*** Opening EXTRACTED INFORMATION ***

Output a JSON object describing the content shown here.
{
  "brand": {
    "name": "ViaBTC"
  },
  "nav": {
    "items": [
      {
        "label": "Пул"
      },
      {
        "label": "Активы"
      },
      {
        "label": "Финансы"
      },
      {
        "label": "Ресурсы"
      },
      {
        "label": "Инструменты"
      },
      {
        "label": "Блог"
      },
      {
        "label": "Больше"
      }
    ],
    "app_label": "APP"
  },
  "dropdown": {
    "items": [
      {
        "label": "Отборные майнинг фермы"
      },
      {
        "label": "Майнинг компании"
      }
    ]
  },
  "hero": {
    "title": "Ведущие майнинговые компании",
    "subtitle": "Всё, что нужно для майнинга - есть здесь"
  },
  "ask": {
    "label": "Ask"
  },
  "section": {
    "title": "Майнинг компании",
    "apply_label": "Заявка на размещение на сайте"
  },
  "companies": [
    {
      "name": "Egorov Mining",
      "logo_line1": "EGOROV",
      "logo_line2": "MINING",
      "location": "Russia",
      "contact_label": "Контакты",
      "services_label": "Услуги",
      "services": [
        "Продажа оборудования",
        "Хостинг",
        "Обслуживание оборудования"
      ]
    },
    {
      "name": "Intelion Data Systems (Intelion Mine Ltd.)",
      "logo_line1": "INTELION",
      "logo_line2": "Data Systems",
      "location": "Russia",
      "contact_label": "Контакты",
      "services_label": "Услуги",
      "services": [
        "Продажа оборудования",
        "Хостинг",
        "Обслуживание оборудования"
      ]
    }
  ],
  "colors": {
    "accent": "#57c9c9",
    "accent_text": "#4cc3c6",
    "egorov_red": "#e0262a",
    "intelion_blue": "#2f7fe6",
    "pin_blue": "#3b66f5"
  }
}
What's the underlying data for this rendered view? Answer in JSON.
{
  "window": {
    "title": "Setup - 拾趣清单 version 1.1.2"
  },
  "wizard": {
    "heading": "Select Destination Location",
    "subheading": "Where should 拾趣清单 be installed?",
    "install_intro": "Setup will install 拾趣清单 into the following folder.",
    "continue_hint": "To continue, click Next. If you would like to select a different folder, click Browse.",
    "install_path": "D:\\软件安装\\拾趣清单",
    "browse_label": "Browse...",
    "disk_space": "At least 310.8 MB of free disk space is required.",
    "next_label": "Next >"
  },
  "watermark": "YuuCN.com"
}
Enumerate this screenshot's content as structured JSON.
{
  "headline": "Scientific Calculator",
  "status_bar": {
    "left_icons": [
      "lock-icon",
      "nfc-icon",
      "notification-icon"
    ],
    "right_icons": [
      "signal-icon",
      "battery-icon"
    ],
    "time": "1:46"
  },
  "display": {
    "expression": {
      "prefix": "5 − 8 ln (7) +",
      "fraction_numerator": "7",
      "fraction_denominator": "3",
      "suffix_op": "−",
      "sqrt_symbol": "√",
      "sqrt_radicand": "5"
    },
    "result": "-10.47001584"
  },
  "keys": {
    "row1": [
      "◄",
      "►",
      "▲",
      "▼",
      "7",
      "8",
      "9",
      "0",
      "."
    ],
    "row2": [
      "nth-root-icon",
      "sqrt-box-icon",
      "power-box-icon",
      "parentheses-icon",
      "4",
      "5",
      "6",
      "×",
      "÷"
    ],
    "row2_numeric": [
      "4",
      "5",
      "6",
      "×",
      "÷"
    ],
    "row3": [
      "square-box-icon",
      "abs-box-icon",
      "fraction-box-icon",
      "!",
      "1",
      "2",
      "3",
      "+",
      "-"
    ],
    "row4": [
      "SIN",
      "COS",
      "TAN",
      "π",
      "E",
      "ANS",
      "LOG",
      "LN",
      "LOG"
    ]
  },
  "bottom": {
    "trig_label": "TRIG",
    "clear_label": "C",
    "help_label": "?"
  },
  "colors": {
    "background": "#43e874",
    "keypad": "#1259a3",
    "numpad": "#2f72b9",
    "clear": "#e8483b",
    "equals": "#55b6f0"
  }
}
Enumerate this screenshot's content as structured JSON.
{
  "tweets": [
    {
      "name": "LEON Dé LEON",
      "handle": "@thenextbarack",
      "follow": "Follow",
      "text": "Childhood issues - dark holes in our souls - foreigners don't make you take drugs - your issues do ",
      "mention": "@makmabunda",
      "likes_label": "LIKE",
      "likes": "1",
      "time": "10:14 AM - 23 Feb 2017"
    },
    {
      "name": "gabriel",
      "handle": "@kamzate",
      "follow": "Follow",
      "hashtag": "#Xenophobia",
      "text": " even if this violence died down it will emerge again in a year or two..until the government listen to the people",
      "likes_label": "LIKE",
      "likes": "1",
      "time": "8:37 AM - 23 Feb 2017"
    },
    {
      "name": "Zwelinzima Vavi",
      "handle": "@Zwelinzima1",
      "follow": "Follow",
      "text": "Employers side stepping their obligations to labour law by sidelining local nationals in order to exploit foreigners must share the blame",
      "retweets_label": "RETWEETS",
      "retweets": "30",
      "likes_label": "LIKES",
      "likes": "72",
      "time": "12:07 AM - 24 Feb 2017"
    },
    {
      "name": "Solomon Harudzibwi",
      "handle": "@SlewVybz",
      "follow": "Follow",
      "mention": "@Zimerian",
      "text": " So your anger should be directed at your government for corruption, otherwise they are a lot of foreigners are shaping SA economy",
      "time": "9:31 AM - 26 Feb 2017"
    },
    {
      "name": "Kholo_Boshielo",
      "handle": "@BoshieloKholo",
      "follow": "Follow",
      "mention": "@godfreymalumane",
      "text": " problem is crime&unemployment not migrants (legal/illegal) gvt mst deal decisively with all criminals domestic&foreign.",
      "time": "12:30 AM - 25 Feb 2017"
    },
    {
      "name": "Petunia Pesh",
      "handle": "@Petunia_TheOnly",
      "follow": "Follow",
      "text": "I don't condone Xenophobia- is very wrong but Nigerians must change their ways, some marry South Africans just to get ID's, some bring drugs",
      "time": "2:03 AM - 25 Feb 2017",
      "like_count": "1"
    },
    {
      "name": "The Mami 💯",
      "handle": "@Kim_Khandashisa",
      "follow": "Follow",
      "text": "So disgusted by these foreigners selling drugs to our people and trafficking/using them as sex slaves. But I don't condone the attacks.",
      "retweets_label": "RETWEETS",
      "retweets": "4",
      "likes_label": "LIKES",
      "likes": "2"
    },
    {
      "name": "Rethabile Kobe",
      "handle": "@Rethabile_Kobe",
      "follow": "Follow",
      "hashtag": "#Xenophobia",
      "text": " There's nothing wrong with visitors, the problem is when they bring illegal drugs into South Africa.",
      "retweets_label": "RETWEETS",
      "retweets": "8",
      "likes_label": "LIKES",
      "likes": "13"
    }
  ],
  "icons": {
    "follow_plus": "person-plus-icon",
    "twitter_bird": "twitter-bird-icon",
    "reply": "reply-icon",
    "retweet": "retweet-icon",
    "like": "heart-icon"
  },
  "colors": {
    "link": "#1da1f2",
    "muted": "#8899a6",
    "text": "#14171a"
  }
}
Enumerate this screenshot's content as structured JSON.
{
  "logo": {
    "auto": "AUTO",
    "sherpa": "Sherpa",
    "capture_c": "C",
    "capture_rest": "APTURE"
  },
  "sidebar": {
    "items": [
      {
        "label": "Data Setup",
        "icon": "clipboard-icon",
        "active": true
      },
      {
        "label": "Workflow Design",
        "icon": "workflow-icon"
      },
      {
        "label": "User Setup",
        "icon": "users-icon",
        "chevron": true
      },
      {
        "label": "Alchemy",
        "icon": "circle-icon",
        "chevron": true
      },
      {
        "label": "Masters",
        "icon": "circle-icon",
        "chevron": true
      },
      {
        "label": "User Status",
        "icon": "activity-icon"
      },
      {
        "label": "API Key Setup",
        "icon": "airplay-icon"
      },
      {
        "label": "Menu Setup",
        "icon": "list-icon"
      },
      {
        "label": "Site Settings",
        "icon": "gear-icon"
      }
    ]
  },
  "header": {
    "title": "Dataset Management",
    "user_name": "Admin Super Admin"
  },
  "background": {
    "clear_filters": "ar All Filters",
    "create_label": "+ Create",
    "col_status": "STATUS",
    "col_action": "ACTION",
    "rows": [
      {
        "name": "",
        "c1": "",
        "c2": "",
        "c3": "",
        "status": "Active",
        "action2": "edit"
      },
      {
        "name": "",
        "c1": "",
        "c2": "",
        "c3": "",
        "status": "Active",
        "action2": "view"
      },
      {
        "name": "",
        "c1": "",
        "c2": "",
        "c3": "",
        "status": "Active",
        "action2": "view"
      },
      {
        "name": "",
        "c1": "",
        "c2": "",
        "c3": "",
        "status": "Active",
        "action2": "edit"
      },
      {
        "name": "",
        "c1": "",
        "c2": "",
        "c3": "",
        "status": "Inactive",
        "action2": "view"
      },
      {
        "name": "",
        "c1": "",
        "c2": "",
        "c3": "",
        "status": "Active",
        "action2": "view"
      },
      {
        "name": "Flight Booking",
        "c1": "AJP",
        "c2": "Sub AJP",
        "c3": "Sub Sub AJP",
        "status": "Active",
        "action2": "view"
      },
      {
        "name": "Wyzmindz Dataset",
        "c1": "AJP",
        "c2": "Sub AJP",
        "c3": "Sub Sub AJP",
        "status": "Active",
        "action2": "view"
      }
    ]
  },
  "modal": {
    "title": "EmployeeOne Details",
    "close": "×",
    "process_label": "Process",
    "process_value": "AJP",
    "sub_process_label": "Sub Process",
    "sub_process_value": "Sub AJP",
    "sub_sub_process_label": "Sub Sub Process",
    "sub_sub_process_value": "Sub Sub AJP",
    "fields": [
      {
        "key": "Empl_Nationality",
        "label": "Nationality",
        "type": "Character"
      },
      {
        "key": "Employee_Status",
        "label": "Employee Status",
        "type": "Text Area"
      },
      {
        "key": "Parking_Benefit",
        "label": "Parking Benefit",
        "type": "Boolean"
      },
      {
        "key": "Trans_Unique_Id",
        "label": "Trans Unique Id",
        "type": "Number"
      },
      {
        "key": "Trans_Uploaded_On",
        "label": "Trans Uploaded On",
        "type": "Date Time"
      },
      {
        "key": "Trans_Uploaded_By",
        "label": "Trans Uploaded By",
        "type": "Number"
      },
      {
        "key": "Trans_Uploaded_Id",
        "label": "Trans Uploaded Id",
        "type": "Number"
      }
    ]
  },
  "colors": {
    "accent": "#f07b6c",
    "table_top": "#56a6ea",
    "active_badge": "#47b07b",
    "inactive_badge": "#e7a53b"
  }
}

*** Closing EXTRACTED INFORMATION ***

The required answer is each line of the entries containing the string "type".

EXERCISE OUTPUT:
        "type": "Character"
        "type": "Text Area"
        "type": "Boolean"
        "type": "Number"
        "type": "Date Time"
        "type": "Number"
        "type": "Number"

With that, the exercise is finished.